One minute the fennel seeds seemed not to be ripe, the next moment they were starting to fall off the plants. Now, I don’t want my garden to be full of nothing but fennel and I think a herbalist might be interested in them, so before it got dark, I nipped out with the secateurs and collected them in.
The plants got blown down in the high winds at the start of the summer and I nearly cut them down, thinking that was them done for. Glad I let them live on.
On the other hand, the crocosmia growing with them will have to come out. It is covering up a number of strawberry plants and if I don’t stop it, it won’t be long before it encroaches even further into the garden.

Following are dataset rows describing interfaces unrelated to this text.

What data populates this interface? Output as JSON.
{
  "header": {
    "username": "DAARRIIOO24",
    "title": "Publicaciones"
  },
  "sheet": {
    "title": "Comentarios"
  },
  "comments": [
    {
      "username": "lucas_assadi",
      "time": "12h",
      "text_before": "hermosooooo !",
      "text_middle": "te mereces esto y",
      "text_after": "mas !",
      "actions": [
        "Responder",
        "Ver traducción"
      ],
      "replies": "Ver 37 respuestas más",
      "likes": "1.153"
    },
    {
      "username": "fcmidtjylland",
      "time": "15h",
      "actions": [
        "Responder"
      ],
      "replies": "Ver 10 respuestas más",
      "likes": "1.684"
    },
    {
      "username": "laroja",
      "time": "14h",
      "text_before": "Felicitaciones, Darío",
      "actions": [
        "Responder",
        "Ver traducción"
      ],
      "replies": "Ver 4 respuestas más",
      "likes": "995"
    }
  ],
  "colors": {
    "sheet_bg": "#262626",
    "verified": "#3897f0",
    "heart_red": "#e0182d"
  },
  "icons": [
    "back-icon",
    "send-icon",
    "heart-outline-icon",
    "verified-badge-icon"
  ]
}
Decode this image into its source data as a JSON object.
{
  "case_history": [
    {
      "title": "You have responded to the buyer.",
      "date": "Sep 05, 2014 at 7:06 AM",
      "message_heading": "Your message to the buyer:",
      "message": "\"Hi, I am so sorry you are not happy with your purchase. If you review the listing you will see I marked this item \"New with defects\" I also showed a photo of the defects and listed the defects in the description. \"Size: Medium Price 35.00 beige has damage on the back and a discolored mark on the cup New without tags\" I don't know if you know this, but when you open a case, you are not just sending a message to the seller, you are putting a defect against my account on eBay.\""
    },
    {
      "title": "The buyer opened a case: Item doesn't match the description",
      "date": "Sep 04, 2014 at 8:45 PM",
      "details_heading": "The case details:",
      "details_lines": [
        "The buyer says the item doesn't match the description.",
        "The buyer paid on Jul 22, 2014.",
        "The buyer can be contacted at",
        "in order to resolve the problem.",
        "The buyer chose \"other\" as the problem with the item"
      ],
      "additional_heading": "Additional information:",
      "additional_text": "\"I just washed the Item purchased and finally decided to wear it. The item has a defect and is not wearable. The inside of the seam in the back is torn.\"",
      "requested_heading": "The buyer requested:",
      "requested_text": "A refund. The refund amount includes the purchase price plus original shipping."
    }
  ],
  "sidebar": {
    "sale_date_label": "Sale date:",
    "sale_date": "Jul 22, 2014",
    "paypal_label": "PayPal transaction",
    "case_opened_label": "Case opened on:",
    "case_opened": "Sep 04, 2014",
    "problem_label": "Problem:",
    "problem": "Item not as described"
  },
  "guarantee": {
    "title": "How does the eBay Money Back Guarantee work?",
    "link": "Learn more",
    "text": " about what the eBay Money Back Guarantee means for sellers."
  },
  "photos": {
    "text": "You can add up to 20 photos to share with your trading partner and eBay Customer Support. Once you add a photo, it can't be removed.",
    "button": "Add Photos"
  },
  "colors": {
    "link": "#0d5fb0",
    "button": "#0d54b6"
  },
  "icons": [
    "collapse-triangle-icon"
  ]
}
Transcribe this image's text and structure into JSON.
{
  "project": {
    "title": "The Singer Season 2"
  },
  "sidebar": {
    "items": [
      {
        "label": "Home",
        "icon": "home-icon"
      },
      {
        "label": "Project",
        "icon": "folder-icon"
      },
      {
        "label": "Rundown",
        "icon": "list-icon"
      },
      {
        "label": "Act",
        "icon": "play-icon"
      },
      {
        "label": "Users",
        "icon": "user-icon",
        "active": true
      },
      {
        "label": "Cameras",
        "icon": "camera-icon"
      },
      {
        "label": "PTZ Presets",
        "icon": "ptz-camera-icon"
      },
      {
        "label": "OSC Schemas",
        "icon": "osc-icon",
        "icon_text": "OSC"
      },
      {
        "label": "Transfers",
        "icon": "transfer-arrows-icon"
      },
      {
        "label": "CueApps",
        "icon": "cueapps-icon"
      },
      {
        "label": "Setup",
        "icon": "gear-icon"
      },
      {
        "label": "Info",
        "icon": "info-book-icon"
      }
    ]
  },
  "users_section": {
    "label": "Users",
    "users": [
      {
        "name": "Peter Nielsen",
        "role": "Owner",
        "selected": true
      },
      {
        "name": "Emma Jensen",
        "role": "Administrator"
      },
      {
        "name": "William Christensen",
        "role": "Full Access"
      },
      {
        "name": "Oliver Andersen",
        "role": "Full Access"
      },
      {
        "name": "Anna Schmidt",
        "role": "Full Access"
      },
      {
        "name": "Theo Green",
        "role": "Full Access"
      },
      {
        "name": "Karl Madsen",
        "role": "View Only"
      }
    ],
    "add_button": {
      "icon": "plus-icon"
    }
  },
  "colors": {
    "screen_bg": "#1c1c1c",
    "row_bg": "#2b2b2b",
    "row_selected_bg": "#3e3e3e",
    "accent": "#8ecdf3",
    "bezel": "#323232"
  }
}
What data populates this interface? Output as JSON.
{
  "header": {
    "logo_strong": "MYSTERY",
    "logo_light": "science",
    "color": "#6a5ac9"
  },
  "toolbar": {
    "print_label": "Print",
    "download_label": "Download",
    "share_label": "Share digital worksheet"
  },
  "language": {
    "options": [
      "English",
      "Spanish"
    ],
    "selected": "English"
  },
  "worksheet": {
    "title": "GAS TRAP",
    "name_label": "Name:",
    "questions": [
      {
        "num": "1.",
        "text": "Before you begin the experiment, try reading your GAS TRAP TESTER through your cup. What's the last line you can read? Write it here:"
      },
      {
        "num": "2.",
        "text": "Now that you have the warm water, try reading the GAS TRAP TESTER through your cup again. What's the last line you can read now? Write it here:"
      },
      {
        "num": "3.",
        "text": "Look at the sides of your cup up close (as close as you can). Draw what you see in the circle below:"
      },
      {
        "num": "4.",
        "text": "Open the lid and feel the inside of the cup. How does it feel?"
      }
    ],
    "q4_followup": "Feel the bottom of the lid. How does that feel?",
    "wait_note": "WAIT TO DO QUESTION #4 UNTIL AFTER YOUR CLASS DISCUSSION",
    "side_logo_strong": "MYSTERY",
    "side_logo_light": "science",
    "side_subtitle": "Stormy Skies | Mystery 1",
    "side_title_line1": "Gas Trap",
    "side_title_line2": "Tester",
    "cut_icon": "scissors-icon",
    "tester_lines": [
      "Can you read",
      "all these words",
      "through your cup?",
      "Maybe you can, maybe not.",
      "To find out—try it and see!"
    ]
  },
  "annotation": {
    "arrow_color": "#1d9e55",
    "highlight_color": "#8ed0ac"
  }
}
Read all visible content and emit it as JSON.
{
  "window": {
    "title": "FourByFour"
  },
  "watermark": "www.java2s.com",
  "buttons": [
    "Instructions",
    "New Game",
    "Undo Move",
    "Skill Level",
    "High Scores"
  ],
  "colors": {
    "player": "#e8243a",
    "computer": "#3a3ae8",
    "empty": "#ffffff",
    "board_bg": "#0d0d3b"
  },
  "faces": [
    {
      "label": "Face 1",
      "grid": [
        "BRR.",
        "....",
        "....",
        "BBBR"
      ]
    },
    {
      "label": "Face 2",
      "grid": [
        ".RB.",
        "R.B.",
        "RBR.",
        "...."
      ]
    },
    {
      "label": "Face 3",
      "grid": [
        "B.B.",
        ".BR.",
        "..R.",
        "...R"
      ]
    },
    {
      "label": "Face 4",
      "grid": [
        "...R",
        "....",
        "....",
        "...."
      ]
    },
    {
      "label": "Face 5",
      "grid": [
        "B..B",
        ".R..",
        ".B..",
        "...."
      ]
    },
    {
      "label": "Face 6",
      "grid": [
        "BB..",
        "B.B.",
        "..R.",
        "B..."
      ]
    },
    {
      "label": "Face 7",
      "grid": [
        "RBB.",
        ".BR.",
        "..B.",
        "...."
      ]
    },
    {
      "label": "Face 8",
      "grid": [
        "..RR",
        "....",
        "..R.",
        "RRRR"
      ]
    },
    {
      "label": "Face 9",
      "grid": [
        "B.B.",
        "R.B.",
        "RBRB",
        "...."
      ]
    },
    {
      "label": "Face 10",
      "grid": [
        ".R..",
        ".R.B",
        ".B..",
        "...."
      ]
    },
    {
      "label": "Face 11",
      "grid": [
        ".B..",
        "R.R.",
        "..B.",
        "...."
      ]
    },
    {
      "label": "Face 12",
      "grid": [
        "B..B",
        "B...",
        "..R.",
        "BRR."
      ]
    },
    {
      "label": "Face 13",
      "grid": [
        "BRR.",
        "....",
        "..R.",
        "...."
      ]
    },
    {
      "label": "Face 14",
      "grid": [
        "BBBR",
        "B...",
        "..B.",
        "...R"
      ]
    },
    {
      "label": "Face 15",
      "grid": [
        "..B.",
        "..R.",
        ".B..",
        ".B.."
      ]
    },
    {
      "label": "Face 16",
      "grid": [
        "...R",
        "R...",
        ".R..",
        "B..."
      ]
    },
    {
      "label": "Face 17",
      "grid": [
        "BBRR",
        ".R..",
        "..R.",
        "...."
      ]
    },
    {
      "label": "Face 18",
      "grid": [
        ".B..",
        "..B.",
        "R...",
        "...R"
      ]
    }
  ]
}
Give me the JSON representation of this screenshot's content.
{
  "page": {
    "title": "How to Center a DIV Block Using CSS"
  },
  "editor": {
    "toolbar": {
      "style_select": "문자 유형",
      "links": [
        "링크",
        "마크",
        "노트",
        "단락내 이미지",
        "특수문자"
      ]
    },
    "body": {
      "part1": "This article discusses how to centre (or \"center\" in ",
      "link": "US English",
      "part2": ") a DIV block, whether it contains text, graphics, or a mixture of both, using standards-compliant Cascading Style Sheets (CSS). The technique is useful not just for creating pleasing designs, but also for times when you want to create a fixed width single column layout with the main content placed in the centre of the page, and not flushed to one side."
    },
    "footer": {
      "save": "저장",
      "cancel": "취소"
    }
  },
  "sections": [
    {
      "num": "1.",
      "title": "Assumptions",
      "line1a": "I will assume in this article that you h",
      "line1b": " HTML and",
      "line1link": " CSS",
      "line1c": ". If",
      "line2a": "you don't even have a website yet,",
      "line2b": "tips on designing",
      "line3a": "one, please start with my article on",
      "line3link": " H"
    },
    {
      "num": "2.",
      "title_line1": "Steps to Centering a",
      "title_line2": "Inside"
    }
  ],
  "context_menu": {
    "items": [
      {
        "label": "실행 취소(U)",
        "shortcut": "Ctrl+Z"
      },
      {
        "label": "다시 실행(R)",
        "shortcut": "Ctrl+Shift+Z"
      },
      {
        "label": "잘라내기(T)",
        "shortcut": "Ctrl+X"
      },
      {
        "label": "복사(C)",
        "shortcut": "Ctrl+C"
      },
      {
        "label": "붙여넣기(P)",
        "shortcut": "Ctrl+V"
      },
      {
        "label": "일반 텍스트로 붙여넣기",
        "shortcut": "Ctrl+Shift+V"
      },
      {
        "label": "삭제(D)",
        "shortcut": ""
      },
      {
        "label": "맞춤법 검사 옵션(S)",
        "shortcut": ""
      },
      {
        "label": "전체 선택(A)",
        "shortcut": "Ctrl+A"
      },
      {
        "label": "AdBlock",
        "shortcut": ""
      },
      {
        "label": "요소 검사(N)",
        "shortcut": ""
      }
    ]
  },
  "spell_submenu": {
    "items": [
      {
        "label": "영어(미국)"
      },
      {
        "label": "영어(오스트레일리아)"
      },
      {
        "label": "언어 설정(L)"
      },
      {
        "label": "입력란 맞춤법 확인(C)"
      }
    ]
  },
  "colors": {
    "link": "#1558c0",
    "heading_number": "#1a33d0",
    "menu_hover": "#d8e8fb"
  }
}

I’m not sure what type of tree the fennel and crocosmia are growing with. It was a present from a friend when I moved into the house in November 2009 and she now thinks it could be disposed off, as it is possibly not native to Britain. However, I do like it and I think the robins do to.
The hazel I planted close to my conifer is almost as tall after only about seven months in the ground. I have no idea how long it will be before I can harvest hazel nuts from it but I was pleased when I noticed a mature hazel tree in communal space very close by with ripe hazels on it. Does that not bode well for the future?
All the more reason to get the crocosmia out!
Today, I’ve managed to use up all my energy on a walk through local woods, so gardening will have to yet again be postponed. I did however pick some tasty apples from our village community garden and some amazing rosehips as well as discovering new paths
which led to new curiosities. I can only imagine the bricks in the next picture must have formed part of a building – if only there were signs up to explain the history.
Fortunately, there are signs indicating how a wooden elephant comes to be looking out over the canal. One of the bargees crafts such and there was evidence of his skill elsewhere along the towpath, though it was too soggy to keep getting my camera out.